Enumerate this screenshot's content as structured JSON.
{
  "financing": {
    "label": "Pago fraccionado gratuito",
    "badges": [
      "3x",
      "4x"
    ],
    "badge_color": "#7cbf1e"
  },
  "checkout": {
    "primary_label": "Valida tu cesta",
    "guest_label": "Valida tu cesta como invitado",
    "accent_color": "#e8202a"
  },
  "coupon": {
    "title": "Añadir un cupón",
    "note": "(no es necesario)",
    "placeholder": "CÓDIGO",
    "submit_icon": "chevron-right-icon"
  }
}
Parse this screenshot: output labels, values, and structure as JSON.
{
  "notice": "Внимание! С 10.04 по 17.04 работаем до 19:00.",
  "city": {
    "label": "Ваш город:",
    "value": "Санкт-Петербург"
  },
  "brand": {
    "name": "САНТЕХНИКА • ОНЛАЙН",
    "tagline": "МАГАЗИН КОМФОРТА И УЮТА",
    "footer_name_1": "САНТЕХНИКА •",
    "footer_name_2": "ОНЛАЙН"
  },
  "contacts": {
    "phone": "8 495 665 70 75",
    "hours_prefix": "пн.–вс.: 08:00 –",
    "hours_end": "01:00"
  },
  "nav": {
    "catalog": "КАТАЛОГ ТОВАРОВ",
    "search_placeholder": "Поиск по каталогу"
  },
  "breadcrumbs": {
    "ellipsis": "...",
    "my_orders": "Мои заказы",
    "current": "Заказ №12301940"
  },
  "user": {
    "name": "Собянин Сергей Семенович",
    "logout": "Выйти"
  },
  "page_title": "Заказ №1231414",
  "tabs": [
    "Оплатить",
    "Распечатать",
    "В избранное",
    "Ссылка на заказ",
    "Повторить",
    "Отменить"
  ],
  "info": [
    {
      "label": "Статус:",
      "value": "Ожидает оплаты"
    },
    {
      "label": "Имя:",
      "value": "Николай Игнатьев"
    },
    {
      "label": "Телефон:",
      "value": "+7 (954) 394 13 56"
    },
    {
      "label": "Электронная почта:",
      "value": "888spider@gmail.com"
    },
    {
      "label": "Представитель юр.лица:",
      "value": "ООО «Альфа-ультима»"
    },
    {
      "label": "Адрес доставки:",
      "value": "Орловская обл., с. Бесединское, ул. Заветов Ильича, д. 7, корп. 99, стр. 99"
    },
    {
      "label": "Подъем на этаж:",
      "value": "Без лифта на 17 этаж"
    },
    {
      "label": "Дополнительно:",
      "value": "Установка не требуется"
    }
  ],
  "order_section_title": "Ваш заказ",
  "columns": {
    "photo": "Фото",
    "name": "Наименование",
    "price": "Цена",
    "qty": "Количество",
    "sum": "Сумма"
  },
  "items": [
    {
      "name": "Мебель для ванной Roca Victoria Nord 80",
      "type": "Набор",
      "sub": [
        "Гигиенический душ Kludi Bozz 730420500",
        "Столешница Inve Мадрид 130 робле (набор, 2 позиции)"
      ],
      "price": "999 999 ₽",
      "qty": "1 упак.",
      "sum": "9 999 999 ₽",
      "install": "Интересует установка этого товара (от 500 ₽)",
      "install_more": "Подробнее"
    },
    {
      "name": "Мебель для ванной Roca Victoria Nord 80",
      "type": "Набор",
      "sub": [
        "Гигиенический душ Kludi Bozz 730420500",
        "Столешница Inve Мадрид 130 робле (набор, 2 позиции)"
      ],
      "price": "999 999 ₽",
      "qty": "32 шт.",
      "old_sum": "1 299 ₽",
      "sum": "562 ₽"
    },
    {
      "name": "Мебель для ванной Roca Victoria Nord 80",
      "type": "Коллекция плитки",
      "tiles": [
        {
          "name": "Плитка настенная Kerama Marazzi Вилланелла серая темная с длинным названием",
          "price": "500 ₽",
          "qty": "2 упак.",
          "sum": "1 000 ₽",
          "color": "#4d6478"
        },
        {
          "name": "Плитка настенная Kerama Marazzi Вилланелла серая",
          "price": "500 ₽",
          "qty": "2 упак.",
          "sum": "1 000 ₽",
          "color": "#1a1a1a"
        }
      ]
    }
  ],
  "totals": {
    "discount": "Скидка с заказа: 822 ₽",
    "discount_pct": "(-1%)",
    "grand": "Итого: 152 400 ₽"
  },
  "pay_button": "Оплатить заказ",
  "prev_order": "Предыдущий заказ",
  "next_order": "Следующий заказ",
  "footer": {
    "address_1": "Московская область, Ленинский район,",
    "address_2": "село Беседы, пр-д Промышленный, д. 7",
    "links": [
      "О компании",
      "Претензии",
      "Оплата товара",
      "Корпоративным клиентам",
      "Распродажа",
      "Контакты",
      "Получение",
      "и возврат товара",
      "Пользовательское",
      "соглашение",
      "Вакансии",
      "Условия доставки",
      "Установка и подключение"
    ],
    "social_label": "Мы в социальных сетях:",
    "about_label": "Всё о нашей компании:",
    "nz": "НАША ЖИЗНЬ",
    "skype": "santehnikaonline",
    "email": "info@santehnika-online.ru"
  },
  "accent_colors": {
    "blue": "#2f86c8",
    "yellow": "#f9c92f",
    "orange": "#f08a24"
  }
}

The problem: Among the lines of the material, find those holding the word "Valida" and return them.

Response to this exercise:
    "primary_label": "Valida tu cesta",
    "guest_label": "Valida tu cesta como invitado",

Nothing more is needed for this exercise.